Items from an interface collection:
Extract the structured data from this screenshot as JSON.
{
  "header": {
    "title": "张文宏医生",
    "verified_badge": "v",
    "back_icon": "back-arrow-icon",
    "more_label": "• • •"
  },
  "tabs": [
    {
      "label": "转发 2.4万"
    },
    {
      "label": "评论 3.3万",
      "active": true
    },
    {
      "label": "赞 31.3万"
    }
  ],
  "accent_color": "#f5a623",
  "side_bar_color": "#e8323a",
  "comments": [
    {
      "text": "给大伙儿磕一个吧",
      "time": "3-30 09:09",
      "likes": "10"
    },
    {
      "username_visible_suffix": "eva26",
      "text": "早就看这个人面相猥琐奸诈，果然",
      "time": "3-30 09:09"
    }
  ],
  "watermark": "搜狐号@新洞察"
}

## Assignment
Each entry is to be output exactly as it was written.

## Answer to the exercise
Extract the structured data from this screenshot as JSON.
{
  "header": {
    "title": "张文宏医生",
    "verified_badge": "v",
    "back_icon": "back-arrow-icon",
    "more_label": "• • •"
  },
  "tabs": [
    {
      "label": "转发 2.4万"
    },
    {
      "label": "评论 3.3万",
      "active": true
    },
    {
      "label": "赞 31.3万"
    }
  ],
  "accent_color": "#f5a623",
  "side_bar_color": "#e8323a",
  "comments": [
    {
      "text": "给大伙儿磕一个吧",
      "time": "3-30 09:09",
      "likes": "10"
    },
    {
      "username_visible_suffix": "eva26",
      "text": "早就看这个人面相猥琐奸诈，果然",
      "time": "3-30 09:09"
    }
  ],
  "watermark": "搜狐号@新洞察"
}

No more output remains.